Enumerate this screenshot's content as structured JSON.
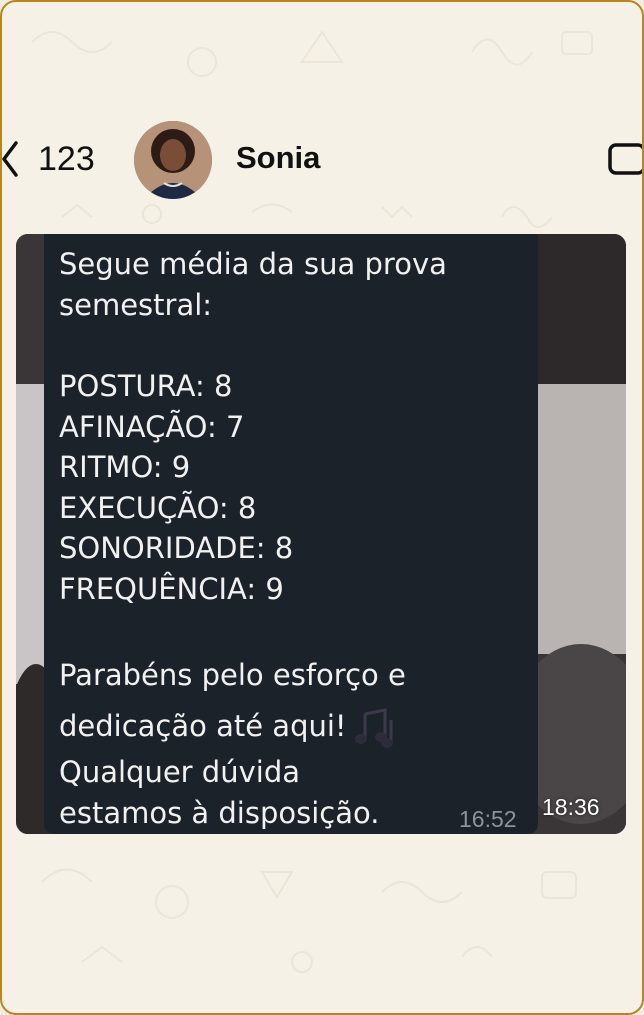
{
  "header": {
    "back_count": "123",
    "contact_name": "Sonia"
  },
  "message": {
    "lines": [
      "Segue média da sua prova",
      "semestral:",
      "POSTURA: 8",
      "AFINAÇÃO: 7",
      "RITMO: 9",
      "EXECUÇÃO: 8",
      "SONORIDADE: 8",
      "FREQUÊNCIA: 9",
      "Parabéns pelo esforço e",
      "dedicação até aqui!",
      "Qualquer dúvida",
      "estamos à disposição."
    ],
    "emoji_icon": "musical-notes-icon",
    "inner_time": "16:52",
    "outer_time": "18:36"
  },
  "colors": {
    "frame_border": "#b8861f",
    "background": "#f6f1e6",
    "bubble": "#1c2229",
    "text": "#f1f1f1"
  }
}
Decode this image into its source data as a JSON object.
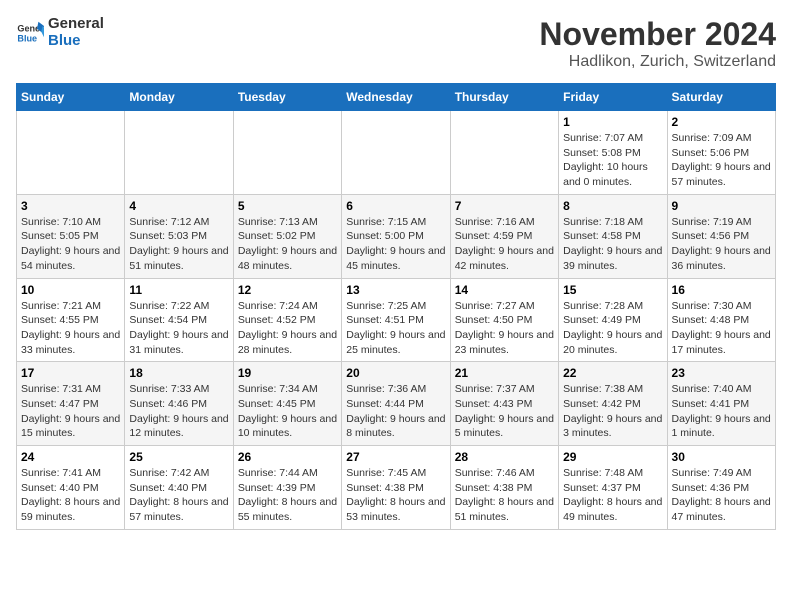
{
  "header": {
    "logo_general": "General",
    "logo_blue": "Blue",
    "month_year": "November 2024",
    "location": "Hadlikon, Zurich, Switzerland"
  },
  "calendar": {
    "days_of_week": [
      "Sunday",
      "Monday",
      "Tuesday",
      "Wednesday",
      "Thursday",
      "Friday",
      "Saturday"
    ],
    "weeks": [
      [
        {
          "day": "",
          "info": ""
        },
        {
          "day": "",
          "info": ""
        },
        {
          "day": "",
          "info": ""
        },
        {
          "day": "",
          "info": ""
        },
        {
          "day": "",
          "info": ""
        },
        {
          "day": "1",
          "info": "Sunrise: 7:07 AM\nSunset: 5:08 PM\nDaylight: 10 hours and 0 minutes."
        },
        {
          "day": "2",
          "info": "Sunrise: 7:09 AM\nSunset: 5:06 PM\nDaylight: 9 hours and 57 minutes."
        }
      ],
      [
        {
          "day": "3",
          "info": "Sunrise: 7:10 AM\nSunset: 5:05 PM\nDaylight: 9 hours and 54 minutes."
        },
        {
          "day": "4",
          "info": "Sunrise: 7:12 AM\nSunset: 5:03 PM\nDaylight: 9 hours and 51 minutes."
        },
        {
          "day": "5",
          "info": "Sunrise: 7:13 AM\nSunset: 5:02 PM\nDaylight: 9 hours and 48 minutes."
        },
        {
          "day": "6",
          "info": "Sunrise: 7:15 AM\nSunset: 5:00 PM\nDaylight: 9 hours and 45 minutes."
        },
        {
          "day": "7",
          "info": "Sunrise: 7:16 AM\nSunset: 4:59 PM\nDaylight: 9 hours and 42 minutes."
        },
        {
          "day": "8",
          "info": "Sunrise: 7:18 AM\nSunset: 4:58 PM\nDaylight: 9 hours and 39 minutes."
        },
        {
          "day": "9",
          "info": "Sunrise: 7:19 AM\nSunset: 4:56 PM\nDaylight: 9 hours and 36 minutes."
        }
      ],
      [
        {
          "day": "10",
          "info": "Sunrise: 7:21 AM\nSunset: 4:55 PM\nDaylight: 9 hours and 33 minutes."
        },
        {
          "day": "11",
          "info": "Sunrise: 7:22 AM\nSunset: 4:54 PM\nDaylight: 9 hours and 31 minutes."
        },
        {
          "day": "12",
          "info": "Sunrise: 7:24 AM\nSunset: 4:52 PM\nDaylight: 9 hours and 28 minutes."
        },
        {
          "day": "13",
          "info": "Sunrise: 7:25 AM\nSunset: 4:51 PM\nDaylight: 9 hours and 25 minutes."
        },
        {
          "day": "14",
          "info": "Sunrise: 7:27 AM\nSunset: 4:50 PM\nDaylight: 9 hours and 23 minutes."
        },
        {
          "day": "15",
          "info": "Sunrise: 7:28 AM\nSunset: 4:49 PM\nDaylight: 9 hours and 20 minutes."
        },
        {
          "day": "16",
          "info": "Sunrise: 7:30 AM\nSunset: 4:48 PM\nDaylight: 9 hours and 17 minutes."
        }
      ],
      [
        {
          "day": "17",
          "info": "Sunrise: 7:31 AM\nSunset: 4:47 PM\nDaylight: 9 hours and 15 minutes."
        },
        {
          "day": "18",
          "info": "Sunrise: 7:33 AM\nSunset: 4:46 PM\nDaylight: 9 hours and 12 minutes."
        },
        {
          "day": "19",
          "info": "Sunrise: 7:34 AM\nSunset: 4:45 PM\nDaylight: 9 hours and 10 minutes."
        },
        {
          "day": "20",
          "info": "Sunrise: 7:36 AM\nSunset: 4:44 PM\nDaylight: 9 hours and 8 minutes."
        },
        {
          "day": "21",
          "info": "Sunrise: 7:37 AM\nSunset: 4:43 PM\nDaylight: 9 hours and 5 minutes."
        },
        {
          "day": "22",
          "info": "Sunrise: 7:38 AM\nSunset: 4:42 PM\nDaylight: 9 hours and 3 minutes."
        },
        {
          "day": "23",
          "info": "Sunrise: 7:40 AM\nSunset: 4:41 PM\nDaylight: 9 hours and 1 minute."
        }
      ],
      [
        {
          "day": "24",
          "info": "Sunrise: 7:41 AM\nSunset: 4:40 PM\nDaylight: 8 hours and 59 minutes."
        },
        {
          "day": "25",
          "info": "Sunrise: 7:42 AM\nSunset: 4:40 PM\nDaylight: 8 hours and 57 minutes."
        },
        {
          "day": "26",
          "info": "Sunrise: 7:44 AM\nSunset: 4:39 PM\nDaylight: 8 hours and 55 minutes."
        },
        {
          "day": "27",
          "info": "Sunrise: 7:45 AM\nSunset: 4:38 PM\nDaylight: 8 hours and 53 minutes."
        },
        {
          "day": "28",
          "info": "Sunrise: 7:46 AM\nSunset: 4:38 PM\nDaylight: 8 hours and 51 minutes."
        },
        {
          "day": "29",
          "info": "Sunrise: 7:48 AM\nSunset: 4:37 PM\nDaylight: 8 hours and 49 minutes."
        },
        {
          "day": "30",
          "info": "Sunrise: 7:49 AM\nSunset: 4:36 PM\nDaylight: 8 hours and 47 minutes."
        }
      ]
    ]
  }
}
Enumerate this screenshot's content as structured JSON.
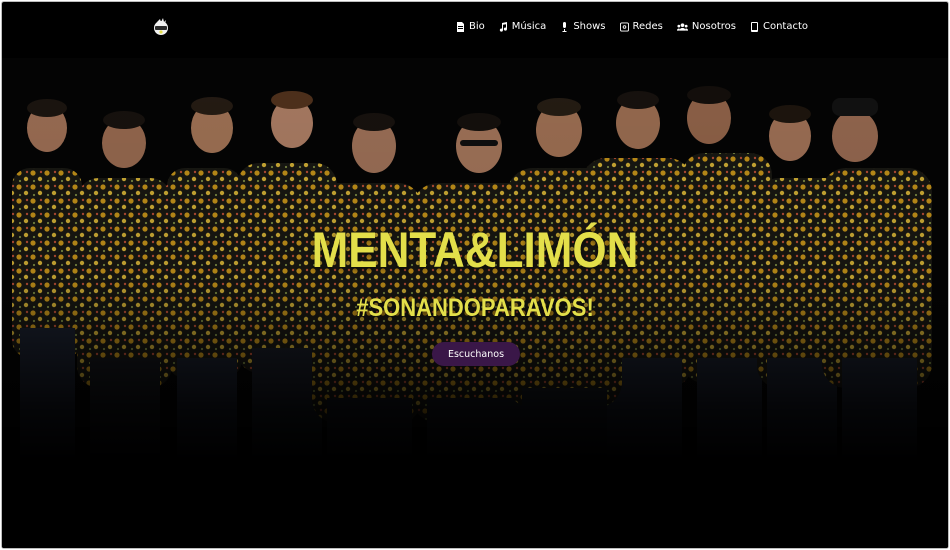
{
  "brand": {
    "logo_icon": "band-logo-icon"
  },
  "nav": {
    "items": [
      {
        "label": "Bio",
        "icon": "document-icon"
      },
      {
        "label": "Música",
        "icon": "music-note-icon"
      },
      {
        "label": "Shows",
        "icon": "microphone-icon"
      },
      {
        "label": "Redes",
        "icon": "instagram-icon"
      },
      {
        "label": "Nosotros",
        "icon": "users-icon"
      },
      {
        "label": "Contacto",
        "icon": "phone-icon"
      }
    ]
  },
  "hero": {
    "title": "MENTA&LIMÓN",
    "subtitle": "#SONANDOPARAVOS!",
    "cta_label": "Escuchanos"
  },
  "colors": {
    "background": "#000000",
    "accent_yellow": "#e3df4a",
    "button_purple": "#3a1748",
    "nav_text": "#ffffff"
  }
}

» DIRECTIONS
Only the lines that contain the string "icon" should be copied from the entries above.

» TASK SOLUTION
    "emoji_icon": "musical-notes-icon",
    "logo_icon": "band-logo-icon"
        "icon": "document-icon"
        "icon": "music-note-icon"
        "icon": "microphone-icon"
        "icon": "instagram-icon"
        "icon": "users-icon"
        "icon": "phone-icon"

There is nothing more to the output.